▶ Dataset
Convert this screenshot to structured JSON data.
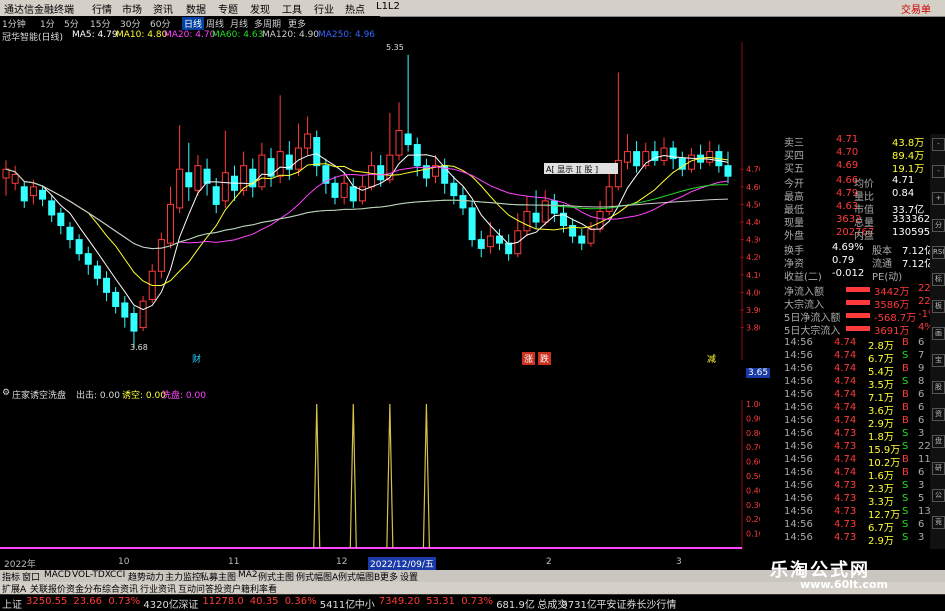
{
  "app": {
    "title": "通达信金融终端",
    "right_label": "交易单"
  },
  "menu": [
    "行情",
    "市场",
    "资讯",
    "数据",
    "专题",
    "发现",
    "工具",
    "行业",
    "热点",
    "L1L2"
  ],
  "periods": [
    "1分钟",
    "1分",
    "5分",
    "15分",
    "30分",
    "60分",
    "日线",
    "周线",
    "月线",
    "多周期",
    "更多"
  ],
  "active_period": "日线",
  "ma_legend": [
    {
      "label": "冠华智能(日线)",
      "color": "#dddddd"
    },
    {
      "label": "MA5: 4.79",
      "color": "#ffffff"
    },
    {
      "label": "MA10: 4.80",
      "color": "#ffff33"
    },
    {
      "label": "MA20: 4.70",
      "color": "#ff44ff"
    },
    {
      "label": "MA60: 4.63",
      "color": "#22dd22"
    },
    {
      "label": "MA120: 4.90",
      "color": "#cccccc"
    },
    {
      "label": "MA250: 4.96",
      "color": "#3366ff"
    }
  ],
  "price_axis": [
    "4.70",
    "4.60",
    "4.50",
    "4.40",
    "4.30",
    "4.20",
    "4.10",
    "4.00",
    "3.90",
    "3.80"
  ],
  "chart": {
    "high_label": "5.35",
    "low_label": "3.68",
    "price_tag": "3.65",
    "event_labels": [
      "财",
      "涨",
      "跌",
      "减"
    ],
    "tooltip": "A[ 显示 ][ 股 ]"
  },
  "candles": [
    [
      4.65,
      4.7,
      4.55,
      4.75
    ],
    [
      4.62,
      4.67,
      4.58,
      4.72
    ],
    [
      4.6,
      4.52,
      4.48,
      4.63
    ],
    [
      4.55,
      4.6,
      4.5,
      4.64
    ],
    [
      4.58,
      4.53,
      4.49,
      4.61
    ],
    [
      4.52,
      4.44,
      4.4,
      4.55
    ],
    [
      4.45,
      4.38,
      4.33,
      4.48
    ],
    [
      4.37,
      4.3,
      4.25,
      4.4
    ],
    [
      4.3,
      4.22,
      4.18,
      4.33
    ],
    [
      4.22,
      4.16,
      4.1,
      4.26
    ],
    [
      4.15,
      4.08,
      4.04,
      4.18
    ],
    [
      4.08,
      4.0,
      3.95,
      4.12
    ],
    [
      4.0,
      3.92,
      3.88,
      4.03
    ],
    [
      3.94,
      3.86,
      3.8,
      3.98
    ],
    [
      3.88,
      3.78,
      3.68,
      3.92
    ],
    [
      3.8,
      3.95,
      3.78,
      3.98
    ],
    [
      3.96,
      4.12,
      3.94,
      4.16
    ],
    [
      4.12,
      4.3,
      4.08,
      4.34
    ],
    [
      4.28,
      4.5,
      4.25,
      4.6
    ],
    [
      4.48,
      4.7,
      4.45,
      4.95
    ],
    [
      4.68,
      4.6,
      4.52,
      4.85
    ],
    [
      4.58,
      4.72,
      4.55,
      4.78
    ],
    [
      4.7,
      4.62,
      4.55,
      4.76
    ],
    [
      4.6,
      4.5,
      4.45,
      4.65
    ],
    [
      4.52,
      4.68,
      4.48,
      4.92
    ],
    [
      4.66,
      4.58,
      4.52,
      4.72
    ],
    [
      4.58,
      4.72,
      4.55,
      4.8
    ],
    [
      4.7,
      4.6,
      4.54,
      4.76
    ],
    [
      4.6,
      4.78,
      4.58,
      4.85
    ],
    [
      4.76,
      4.66,
      4.6,
      4.82
    ],
    [
      4.66,
      4.8,
      4.62,
      5.12
    ],
    [
      4.78,
      4.7,
      4.64,
      4.86
    ],
    [
      4.7,
      4.82,
      4.66,
      4.96
    ],
    [
      4.82,
      4.9,
      4.78,
      5.0
    ],
    [
      4.88,
      4.72,
      4.66,
      4.92
    ],
    [
      4.72,
      4.62,
      4.56,
      4.76
    ],
    [
      4.62,
      4.54,
      4.5,
      4.66
    ],
    [
      4.54,
      4.62,
      4.5,
      4.68
    ],
    [
      4.6,
      4.52,
      4.48,
      4.65
    ],
    [
      4.52,
      4.6,
      4.5,
      4.66
    ],
    [
      4.6,
      4.72,
      4.58,
      4.8
    ],
    [
      4.72,
      4.64,
      4.6,
      4.78
    ],
    [
      4.64,
      4.78,
      4.62,
      5.02
    ],
    [
      4.78,
      4.92,
      4.75,
      5.08
    ],
    [
      4.9,
      4.84,
      4.8,
      5.35
    ],
    [
      4.84,
      4.72,
      4.66,
      4.88
    ],
    [
      4.72,
      4.65,
      4.6,
      4.76
    ],
    [
      4.66,
      4.72,
      4.62,
      4.78
    ],
    [
      4.72,
      4.62,
      4.56,
      4.76
    ],
    [
      4.62,
      4.55,
      4.5,
      4.66
    ],
    [
      4.55,
      4.48,
      4.44,
      4.6
    ],
    [
      4.48,
      4.3,
      4.26,
      4.52
    ],
    [
      4.3,
      4.25,
      4.2,
      4.35
    ],
    [
      4.26,
      4.32,
      4.22,
      4.4
    ],
    [
      4.32,
      4.28,
      4.24,
      4.36
    ],
    [
      4.28,
      4.22,
      4.18,
      4.33
    ],
    [
      4.22,
      4.35,
      4.2,
      4.45
    ],
    [
      4.35,
      4.46,
      4.32,
      4.55
    ],
    [
      4.45,
      4.4,
      4.36,
      4.58
    ],
    [
      4.4,
      4.52,
      4.38,
      4.58
    ],
    [
      4.52,
      4.45,
      4.4,
      4.56
    ],
    [
      4.45,
      4.38,
      4.34,
      4.5
    ],
    [
      4.38,
      4.32,
      4.28,
      4.42
    ],
    [
      4.32,
      4.28,
      4.24,
      4.36
    ],
    [
      4.28,
      4.36,
      4.26,
      4.4
    ],
    [
      4.36,
      4.46,
      4.34,
      4.52
    ],
    [
      4.46,
      4.6,
      4.44,
      4.7
    ],
    [
      4.6,
      4.75,
      4.58,
      5.25
    ],
    [
      4.74,
      4.8,
      4.7,
      4.9
    ],
    [
      4.8,
      4.72,
      4.68,
      4.86
    ],
    [
      4.72,
      4.8,
      4.7,
      4.85
    ],
    [
      4.8,
      4.75,
      4.72,
      4.86
    ],
    [
      4.75,
      4.82,
      4.72,
      4.88
    ],
    [
      4.82,
      4.76,
      4.7,
      4.86
    ],
    [
      4.76,
      4.7,
      4.66,
      4.8
    ],
    [
      4.7,
      4.78,
      4.68,
      4.82
    ],
    [
      4.78,
      4.74,
      4.7,
      4.84
    ],
    [
      4.74,
      4.8,
      4.72,
      4.86
    ],
    [
      4.8,
      4.72,
      4.68,
      4.84
    ],
    [
      4.72,
      4.66,
      4.62,
      4.8
    ]
  ],
  "indicator": {
    "name": "庄家诱空洗盘",
    "items": [
      {
        "label": "出击: 0.00",
        "color": "#dddddd"
      },
      {
        "label": "诱空: 0.00",
        "color": "#ffff33"
      },
      {
        "label": "洗盘: 0.00",
        "color": "#ff44ff"
      }
    ],
    "axis": [
      "1.00",
      "0.90",
      "0.80",
      "0.70",
      "0.60",
      "0.50",
      "0.40",
      "0.30",
      "0.20",
      "0.10"
    ],
    "spikes": [
      34,
      38,
      42,
      46
    ]
  },
  "dates": [
    {
      "label": "2022年",
      "active": false
    },
    {
      "label": "10",
      "active": false
    },
    {
      "label": "11",
      "active": false
    },
    {
      "label": "12",
      "active": false
    },
    {
      "label": "2022/12/09/五",
      "active": true
    },
    {
      "label": "2",
      "active": false
    },
    {
      "label": "3",
      "active": false
    }
  ],
  "tabs": [
    "指标",
    "窗口",
    "MACD",
    "VOL-TDX",
    "CCI",
    "趋势动力",
    "主力监控",
    "私募主图",
    "MA2",
    "例式主图",
    "例式幅图A",
    "例式幅图B",
    "更多",
    "设置"
  ],
  "bottom_tabs": [
    "扩展A",
    "关联报价",
    "资金分布",
    "综合资讯",
    "行业资讯",
    "互动问答",
    "投资户籍利率看"
  ],
  "quote": {
    "top_rows": [
      {
        "label": "卖三",
        "price": "4.71",
        "vol": "43.8万"
      },
      {
        "label": "买四",
        "price": "4.70",
        "vol": "89.4万"
      },
      {
        "label": "买五",
        "price": "4.69",
        "vol": "19.1万"
      }
    ],
    "stats": [
      {
        "l1": "今开",
        "v1": "4.66",
        "l2": "均价",
        "v2": "4.71"
      },
      {
        "l1": "最高",
        "v1": "4.79",
        "l2": "量比",
        "v2": "0.84"
      },
      {
        "l1": "最低",
        "v1": "4.63",
        "l2": "市值",
        "v2": "33.7亿"
      },
      {
        "l1": "现量",
        "v1": "3632",
        "l2": "总量",
        "v2": "333362"
      },
      {
        "l1": "外盘",
        "v1": "202767",
        "l2": "内盘",
        "v2": "130595"
      }
    ],
    "stats2": [
      {
        "l1": "换手",
        "v1": "4.69%",
        "l2": "股本",
        "v2": "7.12亿"
      },
      {
        "l1": "净资",
        "v1": "0.79",
        "l2": "流通",
        "v2": "7.12亿"
      },
      {
        "l1": "收益(二)",
        "v1": "-0.012",
        "l2": "PE(动)",
        "v2": ""
      }
    ],
    "flows": [
      {
        "label": "净流入额",
        "value": "3442万",
        "pct": "22%"
      },
      {
        "label": "大宗流入",
        "value": "3586万",
        "pct": "22%"
      },
      {
        "label": "5日净流入额",
        "value": "-568.7万",
        "pct": "-1%"
      },
      {
        "label": "5日大宗流入",
        "value": "3691万",
        "pct": "4%"
      }
    ],
    "ticks": [
      [
        "14:56",
        "4.74",
        "2.8万",
        "B",
        "6"
      ],
      [
        "14:56",
        "4.74",
        "6.7万",
        "S",
        "7"
      ],
      [
        "14:56",
        "4.74",
        "5.4万",
        "B",
        "9"
      ],
      [
        "14:56",
        "4.74",
        "3.5万",
        "S",
        "8"
      ],
      [
        "14:56",
        "4.74",
        "7.1万",
        "B",
        "6"
      ],
      [
        "14:56",
        "4.74",
        "3.6万",
        "B",
        "6"
      ],
      [
        "14:56",
        "4.74",
        "2.9万",
        "B",
        "6"
      ],
      [
        "14:56",
        "4.73",
        "1.8万",
        "S",
        "3"
      ],
      [
        "14:56",
        "4.73",
        "15.9万",
        "S",
        "22"
      ],
      [
        "14:56",
        "4.74",
        "10.2万",
        "B",
        "11"
      ],
      [
        "14:56",
        "4.74",
        "1.6万",
        "B",
        "6"
      ],
      [
        "14:56",
        "4.73",
        "2.3万",
        "S",
        "3"
      ],
      [
        "14:56",
        "4.73",
        "3.3万",
        "S",
        "5"
      ],
      [
        "14:56",
        "4.73",
        "12.7万",
        "S",
        "13"
      ],
      [
        "14:56",
        "4.73",
        "6.7万",
        "S",
        "6"
      ],
      [
        "14:56",
        "4.73",
        "2.9万",
        "S",
        "3"
      ]
    ]
  },
  "status": {
    "items": [
      {
        "label": "上证",
        "color": "#dddddd"
      },
      {
        "label": "3250.55",
        "color": "#ff3a3a"
      },
      {
        "label": "23.66",
        "color": "#ff3a3a"
      },
      {
        "label": "0.73%",
        "color": "#ff3a3a"
      },
      {
        "label": "4320亿",
        "color": "#dddddd"
      },
      {
        "label": "深证",
        "color": "#dddddd"
      },
      {
        "label": "11278.0",
        "color": "#ff3a3a"
      },
      {
        "label": "40.35",
        "color": "#ff3a3a"
      },
      {
        "label": "0.36%",
        "color": "#ff3a3a"
      },
      {
        "label": "5411亿",
        "color": "#dddddd"
      },
      {
        "label": "中小",
        "color": "#dddddd"
      },
      {
        "label": "7349.20",
        "color": "#ff3a3a"
      },
      {
        "label": "53.31",
        "color": "#ff3a3a"
      },
      {
        "label": "0.73%",
        "color": "#ff3a3a"
      },
      {
        "label": "681.9亿",
        "color": "#dddddd"
      },
      {
        "label": "总成交",
        "color": "#dddddd"
      },
      {
        "label": "9731亿",
        "color": "#dddddd"
      },
      {
        "label": "平安证券长沙行情",
        "color": "#dddddd"
      }
    ]
  },
  "watermark": {
    "title": "乐淘公式网",
    "url": "www.60lt.com"
  },
  "right_icons": [
    "-",
    "-",
    "+",
    "分",
    "RSI",
    "标",
    "板",
    "画",
    "宝",
    "股",
    "资",
    "盘",
    "研",
    "公",
    "竞"
  ],
  "colors": {
    "up": "#ff3a3a",
    "down": "#33ffff",
    "bg": "#000000"
  }
}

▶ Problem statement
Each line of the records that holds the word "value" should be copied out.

▶ Answer space
        "value": "3442万",
        "value": "3586万",
        "value": "-568.7万",
        "value": "3691万",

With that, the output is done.